“34 A new commandment I give unto you, That ye ‘love’ [(yes) racham (kiy): (have) compassion (for), (have) great mercy (for), etc..] one another; as I have ‘loved’ [(yes) racham (kiy): (had) compassion(for), (have) great mercy (for), etc..] you, that ye also ‘love’ [(yes) racham (kiy): (have) compassion (for), (have) great mercy (for), etc..] one another.35 By this shall all men know that ye are my disciples, if ye have ‘love’ [(yes) racham (kiy): (have) compassion (for), (have) great mercy (for), etc..] one to another.”
Love: 7356 racham rakh’-am from 7355; compassion (in the plural); by extension, the womb (as cherishing the fetus); by implication, a maiden:– bowels, compassion,damsel, tender love, (great, tender)mercy, pity, womb.
Have: יֵשׁyêsh, yaysh; perhaps from an unused root meaningto stand out, or exist; substance, it (there) was, (there) were, ye will, thou wilt, wouldest.
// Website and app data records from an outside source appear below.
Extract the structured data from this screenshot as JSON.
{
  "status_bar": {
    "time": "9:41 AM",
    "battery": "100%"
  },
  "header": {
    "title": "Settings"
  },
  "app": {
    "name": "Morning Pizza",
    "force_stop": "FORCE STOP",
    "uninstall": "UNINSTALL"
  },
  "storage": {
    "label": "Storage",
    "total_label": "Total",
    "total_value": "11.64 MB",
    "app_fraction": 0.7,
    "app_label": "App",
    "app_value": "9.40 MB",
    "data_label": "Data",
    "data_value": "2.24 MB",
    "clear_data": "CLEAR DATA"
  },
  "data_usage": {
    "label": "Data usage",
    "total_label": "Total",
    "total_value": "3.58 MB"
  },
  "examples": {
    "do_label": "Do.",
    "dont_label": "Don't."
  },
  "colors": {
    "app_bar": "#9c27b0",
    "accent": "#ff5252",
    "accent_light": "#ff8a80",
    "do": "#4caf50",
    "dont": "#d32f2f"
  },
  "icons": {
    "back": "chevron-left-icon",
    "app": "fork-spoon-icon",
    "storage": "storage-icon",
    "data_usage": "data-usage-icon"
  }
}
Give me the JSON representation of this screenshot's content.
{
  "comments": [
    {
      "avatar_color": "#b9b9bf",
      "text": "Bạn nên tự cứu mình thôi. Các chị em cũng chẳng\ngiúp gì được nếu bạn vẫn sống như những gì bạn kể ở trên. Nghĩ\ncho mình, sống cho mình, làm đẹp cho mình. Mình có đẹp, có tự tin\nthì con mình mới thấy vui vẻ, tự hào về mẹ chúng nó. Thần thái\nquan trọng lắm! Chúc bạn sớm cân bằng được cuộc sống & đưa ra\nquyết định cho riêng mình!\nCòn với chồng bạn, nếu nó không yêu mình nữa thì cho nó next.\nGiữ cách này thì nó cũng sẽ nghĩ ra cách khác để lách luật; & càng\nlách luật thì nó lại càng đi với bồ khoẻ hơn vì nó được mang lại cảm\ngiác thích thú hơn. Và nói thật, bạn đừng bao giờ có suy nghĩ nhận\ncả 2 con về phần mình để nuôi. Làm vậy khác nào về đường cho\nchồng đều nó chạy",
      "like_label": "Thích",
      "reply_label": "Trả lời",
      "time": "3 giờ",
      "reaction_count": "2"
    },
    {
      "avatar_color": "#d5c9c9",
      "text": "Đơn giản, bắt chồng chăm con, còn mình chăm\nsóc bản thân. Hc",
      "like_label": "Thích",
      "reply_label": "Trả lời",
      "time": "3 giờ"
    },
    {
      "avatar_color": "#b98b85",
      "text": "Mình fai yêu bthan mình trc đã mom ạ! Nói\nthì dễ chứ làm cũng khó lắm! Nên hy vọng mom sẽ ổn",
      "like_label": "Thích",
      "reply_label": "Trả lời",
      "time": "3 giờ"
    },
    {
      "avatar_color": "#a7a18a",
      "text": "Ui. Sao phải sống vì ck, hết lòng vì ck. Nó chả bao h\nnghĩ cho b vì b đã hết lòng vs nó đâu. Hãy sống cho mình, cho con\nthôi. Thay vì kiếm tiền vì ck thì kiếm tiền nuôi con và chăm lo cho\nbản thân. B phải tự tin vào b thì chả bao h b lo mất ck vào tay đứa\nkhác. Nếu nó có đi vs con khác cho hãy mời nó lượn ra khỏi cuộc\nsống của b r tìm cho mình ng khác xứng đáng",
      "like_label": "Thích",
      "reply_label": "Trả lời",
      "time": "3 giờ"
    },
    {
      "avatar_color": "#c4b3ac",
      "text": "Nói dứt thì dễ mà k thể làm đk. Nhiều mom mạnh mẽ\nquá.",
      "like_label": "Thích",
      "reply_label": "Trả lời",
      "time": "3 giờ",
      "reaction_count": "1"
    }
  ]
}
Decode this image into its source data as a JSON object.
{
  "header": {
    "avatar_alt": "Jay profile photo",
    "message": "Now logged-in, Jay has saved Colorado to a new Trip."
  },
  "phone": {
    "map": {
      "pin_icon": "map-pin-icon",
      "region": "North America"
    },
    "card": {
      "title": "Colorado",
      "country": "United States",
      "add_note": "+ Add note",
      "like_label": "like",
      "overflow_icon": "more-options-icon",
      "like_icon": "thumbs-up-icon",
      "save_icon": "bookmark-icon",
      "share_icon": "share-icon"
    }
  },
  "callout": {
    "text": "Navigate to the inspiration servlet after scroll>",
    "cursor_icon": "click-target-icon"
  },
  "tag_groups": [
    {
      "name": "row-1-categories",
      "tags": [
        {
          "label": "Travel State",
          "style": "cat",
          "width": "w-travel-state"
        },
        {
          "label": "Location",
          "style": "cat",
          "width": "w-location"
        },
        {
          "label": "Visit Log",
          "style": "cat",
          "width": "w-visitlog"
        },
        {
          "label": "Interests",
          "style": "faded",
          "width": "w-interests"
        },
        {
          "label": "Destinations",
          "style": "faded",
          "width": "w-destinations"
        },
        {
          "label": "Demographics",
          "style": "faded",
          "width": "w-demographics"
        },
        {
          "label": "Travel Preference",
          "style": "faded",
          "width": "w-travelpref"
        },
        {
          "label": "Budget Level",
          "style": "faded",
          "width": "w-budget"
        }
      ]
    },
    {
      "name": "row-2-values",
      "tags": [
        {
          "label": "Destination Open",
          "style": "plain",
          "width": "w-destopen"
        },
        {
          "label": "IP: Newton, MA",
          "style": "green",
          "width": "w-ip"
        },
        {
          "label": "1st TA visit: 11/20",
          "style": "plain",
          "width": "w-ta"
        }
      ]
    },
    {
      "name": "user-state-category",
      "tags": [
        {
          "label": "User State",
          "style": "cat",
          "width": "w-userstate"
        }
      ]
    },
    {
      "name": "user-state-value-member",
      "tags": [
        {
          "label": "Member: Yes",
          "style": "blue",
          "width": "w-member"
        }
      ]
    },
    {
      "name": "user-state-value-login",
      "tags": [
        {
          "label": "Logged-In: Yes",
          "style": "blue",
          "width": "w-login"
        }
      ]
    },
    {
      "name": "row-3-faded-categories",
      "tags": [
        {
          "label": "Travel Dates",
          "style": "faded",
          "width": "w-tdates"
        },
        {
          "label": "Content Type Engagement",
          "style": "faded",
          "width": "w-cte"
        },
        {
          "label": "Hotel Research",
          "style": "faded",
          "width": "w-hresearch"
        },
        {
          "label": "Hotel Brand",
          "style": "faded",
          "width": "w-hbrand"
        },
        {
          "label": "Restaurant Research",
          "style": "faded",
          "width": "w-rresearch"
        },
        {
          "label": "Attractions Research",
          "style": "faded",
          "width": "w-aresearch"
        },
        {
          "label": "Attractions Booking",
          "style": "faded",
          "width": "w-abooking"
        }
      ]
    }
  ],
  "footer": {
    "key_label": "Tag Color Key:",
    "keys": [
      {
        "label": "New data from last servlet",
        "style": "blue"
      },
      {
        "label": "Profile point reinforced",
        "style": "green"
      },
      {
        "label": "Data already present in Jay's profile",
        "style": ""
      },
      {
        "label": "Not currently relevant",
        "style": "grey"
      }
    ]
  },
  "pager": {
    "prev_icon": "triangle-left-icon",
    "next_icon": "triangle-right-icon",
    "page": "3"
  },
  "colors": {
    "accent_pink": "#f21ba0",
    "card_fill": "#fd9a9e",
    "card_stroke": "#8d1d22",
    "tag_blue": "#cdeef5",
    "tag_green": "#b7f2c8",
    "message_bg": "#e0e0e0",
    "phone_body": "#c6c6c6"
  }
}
For: 3588 kiy kee a primitive particle (the full form of the prepositional prefix) indicating causal relations of all kinds, antecedent or consequent; (by implication) very widely used as a relative conjunction or adverb (as below); often largely modified by other particles annexed:–and, + (forasmuch, inasmuch, where-)as, assured(-ly), + but, certainly, doubtless, + else, even, + except, for, how, (because, in, so, than) that, + nevertheless, now, rightly, seeing, since, surely, then, therefore, + (al- )though, + till, truly, + until, when, whether, while, whom, yea, yet.
Significance of the Steward’s Name:
YHWH (YH): “Modern scholars generally agree that YHWH is derived from the Hebrew triconsonantal root היה (h-y-h), “to be, become, come to pass”, an archaic form of which is הוה (h-w-h), with a third person masculine y- prefix, equivalent to English “he”. They connect it to [eg.] Exodus 3:14 – [ETC..] where the divinity [‘Elohiym of Israel, YHWH] whospoke withMosesresponds to a question about his name by declaring: אֶהְיֶה אֲשֶׁר אֶהְיֶה (Ehyeh asher ehyeh),“I am that I am” or “I will be what I will be”(in Biblical Hebrew the form of the verb here is not associated with any particular English tense).“
THE NAME THAT ‘EXPRESSES’ (IS) THE WORD AND WORKS OF ISRAEL’S ‘ELOHIYM: